From the entries below, list each line with "heading".

- - - - -

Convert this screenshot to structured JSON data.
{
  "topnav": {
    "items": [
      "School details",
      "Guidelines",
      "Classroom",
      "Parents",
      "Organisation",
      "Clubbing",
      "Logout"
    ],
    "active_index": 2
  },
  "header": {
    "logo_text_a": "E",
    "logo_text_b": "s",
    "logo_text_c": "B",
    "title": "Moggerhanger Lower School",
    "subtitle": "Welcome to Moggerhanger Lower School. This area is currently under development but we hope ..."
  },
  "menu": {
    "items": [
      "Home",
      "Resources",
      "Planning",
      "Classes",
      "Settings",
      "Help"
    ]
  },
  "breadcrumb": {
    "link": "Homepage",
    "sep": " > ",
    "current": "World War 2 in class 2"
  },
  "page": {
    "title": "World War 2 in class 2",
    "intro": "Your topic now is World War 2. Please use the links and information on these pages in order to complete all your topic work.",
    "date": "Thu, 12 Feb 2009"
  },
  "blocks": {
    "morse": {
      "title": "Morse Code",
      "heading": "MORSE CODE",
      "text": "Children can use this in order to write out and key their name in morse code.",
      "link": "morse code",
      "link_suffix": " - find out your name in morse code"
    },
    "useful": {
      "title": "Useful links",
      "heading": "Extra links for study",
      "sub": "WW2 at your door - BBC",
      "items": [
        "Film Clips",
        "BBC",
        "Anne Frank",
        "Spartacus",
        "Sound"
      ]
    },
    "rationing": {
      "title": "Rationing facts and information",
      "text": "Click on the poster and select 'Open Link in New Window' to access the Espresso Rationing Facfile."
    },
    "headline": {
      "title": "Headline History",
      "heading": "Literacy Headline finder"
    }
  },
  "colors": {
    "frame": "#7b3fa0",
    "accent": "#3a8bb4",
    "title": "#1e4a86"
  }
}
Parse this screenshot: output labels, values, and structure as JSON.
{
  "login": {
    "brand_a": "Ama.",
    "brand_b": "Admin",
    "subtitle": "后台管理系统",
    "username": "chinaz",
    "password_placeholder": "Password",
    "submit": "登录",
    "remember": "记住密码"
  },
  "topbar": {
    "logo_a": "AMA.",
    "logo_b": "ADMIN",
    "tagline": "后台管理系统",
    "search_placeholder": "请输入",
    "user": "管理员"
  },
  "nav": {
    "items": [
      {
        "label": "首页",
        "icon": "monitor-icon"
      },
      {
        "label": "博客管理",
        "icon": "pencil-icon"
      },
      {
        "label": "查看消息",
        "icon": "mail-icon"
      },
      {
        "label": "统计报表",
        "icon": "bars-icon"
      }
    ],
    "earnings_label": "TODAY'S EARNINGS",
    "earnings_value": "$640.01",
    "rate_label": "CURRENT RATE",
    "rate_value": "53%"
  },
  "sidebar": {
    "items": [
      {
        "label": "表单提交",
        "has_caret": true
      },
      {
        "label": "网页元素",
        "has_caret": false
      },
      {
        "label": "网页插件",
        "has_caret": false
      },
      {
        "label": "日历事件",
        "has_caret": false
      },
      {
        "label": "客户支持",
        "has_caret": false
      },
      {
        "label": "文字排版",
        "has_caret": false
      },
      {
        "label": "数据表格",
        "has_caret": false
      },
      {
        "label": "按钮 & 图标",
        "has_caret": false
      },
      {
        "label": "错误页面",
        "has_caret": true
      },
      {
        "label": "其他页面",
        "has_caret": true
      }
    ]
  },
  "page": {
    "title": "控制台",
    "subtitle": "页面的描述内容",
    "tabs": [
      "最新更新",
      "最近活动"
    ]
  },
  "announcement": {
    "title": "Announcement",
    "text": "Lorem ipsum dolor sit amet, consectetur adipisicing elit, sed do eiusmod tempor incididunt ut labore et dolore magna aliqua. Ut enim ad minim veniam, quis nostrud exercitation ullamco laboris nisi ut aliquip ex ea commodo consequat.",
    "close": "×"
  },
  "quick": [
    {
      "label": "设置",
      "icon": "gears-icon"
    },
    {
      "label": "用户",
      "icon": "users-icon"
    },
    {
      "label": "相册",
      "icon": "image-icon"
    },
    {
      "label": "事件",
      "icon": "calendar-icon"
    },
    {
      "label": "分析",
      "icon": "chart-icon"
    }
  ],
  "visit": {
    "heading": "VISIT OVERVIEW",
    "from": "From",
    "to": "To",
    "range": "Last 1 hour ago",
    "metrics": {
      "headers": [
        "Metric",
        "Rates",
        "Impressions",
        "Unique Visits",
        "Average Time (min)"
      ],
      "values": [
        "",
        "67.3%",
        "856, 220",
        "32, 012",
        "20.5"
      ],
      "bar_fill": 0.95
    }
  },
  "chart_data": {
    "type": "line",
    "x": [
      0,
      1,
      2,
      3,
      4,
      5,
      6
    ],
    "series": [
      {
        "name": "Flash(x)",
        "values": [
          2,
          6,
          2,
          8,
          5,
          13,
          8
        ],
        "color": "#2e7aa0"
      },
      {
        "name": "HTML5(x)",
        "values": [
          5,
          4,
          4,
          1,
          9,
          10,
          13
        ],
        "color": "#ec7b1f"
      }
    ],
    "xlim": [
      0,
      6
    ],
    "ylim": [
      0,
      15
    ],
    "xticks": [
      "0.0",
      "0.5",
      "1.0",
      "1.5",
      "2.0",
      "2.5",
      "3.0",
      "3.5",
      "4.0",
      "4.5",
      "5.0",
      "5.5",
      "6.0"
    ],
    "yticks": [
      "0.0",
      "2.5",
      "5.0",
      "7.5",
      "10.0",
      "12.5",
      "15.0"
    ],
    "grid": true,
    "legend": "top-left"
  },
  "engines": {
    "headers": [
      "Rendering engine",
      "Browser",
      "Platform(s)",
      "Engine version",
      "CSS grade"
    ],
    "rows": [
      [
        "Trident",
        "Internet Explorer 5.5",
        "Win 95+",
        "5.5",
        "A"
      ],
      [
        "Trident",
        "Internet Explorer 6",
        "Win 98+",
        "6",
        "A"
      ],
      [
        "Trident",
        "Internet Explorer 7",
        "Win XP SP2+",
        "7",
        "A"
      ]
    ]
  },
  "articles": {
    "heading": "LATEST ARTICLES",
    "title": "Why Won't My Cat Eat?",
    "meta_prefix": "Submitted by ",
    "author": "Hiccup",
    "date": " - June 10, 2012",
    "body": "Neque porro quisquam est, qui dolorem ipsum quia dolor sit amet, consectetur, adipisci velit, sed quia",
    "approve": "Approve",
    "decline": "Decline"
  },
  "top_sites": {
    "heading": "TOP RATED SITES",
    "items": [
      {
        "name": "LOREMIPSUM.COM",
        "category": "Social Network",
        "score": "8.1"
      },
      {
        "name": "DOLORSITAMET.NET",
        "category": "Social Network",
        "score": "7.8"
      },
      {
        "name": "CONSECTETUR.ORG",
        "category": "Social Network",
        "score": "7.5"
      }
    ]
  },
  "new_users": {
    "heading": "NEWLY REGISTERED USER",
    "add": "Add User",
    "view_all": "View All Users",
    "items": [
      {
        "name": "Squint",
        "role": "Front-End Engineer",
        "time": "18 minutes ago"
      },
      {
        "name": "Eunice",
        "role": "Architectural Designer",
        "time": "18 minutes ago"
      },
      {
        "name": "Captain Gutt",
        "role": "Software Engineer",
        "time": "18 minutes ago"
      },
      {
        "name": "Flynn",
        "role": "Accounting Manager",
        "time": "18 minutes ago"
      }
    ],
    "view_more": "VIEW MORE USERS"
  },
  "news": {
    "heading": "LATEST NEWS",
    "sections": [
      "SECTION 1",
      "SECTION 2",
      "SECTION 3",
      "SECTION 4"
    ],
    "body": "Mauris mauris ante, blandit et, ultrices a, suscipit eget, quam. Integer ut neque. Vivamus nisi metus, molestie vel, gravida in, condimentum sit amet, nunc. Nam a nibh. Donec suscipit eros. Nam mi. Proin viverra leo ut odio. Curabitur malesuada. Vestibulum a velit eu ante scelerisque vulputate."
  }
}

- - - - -

— Answer for this exercise —
      "heading": "MORSE CODE",
      "heading": "Extra links for study",
      "heading": "Literacy Headline finder"
    "heading": "VISIT OVERVIEW",
    "heading": "LATEST ARTICLES",
    "heading": "TOP RATED SITES",
    "heading": "NEWLY REGISTERED USER",
    "heading": "LATEST NEWS",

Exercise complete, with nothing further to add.